The Vanns now split time between Charlotte, N.C., and a family vacation home on South Carolina’s coast. The regular drives between Fort Wayne and the Carolinas were becoming too much.
But don’t assume Vann, who admits being a bit of a perfectionist, is scaling back his interest in the world around him.
Over a glass of wine a few years ago, the Vanns were talking about business-related scandals in the news, including Bernie Madoff’s Ponzi-style scheme that cheated investors out of millions.
Vann told his wife, It just galls me that these people are giving business such a terrible reputation.
Lee Vann challenged her husband, a one-time Boy Scout, to do something about it.
So he did.
The Vanns founded the Vann Center for Ethics at Davidson College in 2009. The center invites students, faculty and the public to attend ethics forums and ask for guidance in navigating complex ethical issues.
Davidson, a liberal arts college with a student body of about 1,700, has an honor code that dates back to when Vann was a student there. Today, more than 30 courses there focus primarily on ethics and two dozen more include ethics as a significant part of the discussion.
The couple also underwrite two fellowships that allow Davidson students to do biomedical ethics research at the Mayo Clinic during the summer. The focus, he said, is on end-of-life issues.
Vann’s career highlight might be open for debate, but the ethics center could be his legacy.

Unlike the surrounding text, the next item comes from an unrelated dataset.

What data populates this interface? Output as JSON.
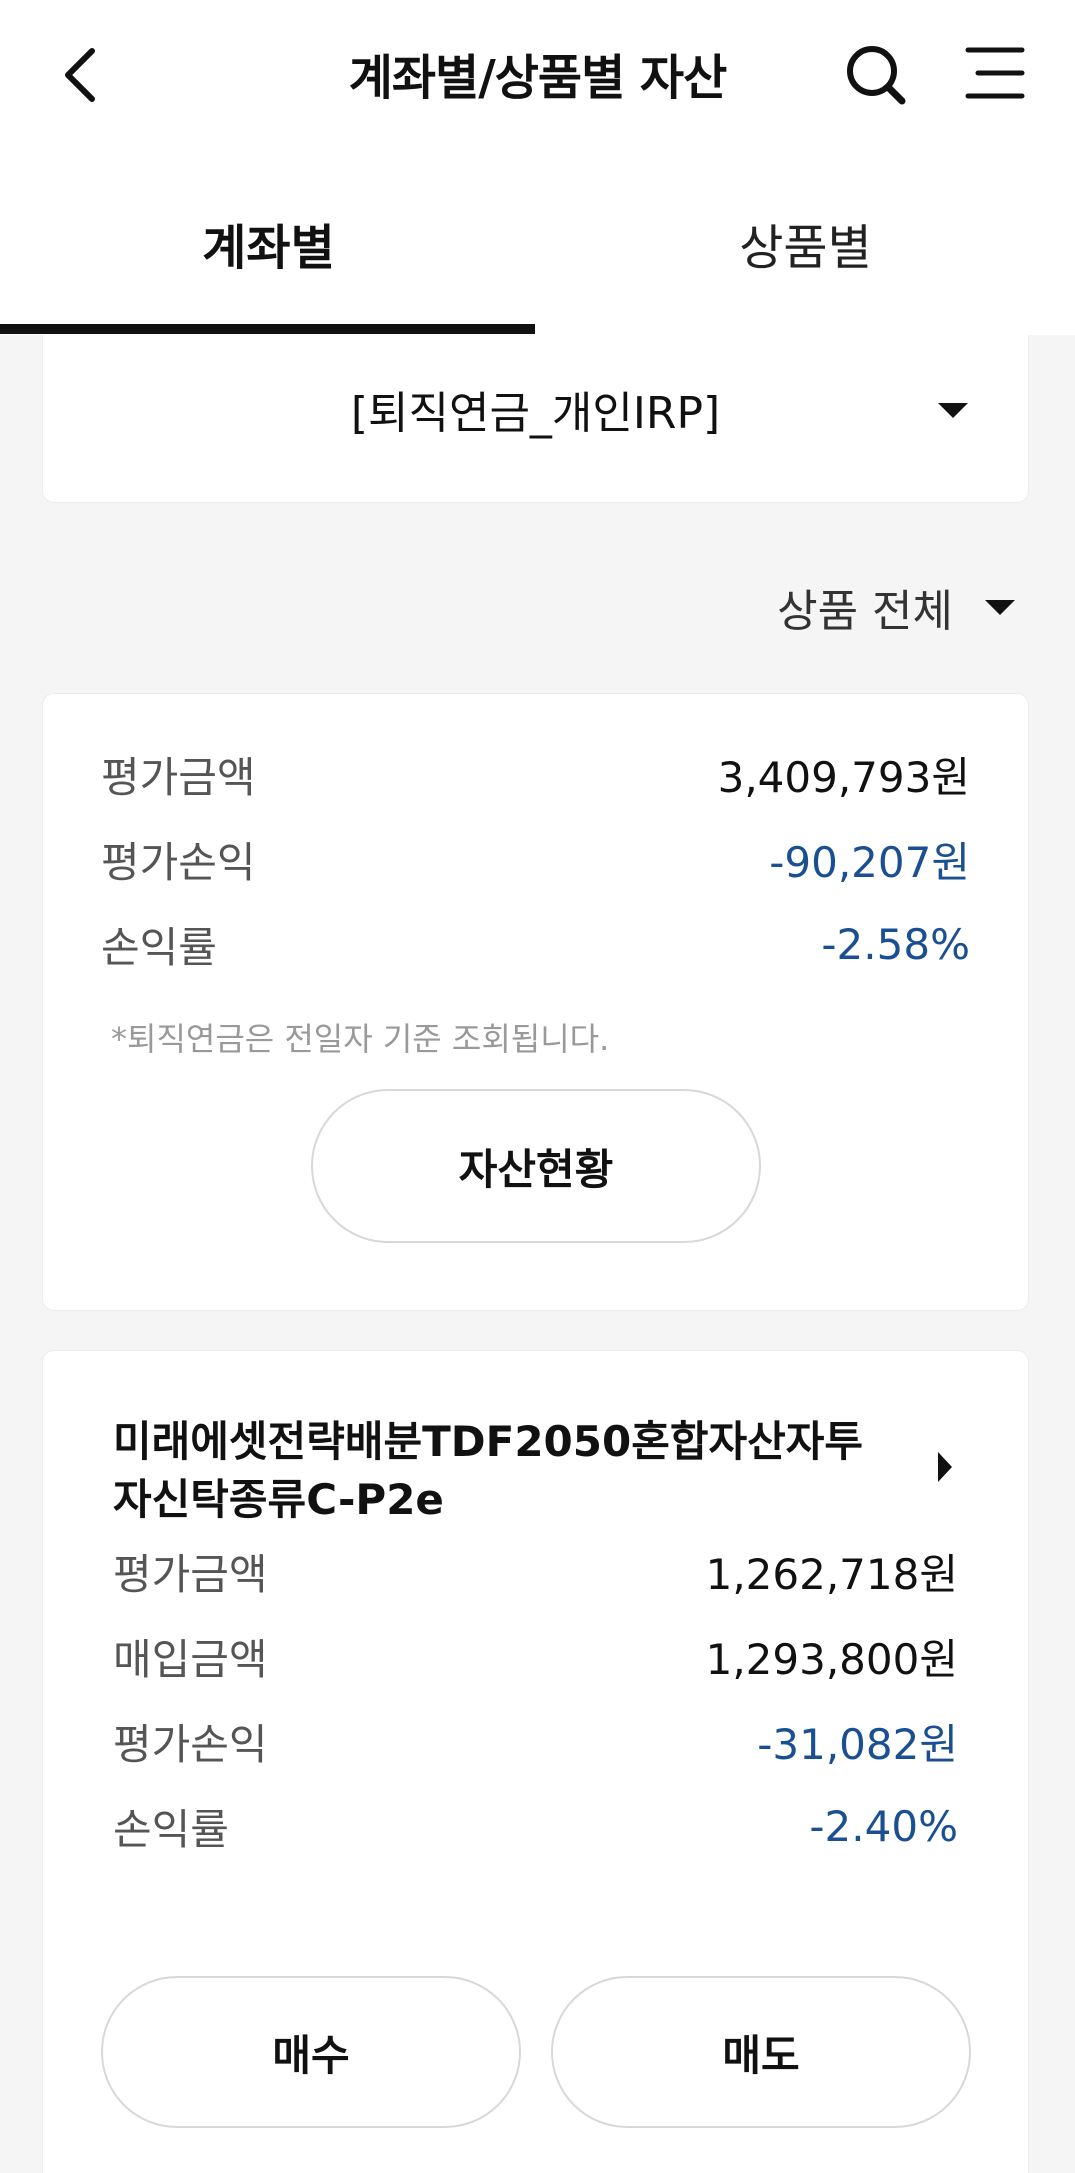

Keith Busse, chairman of Steel Dynamics Inc. and Tower Financial Corp., said Vann stands for ethics.
He’s a quality guy, a man of great integrity and honor, Busse said. He has my utmost respect.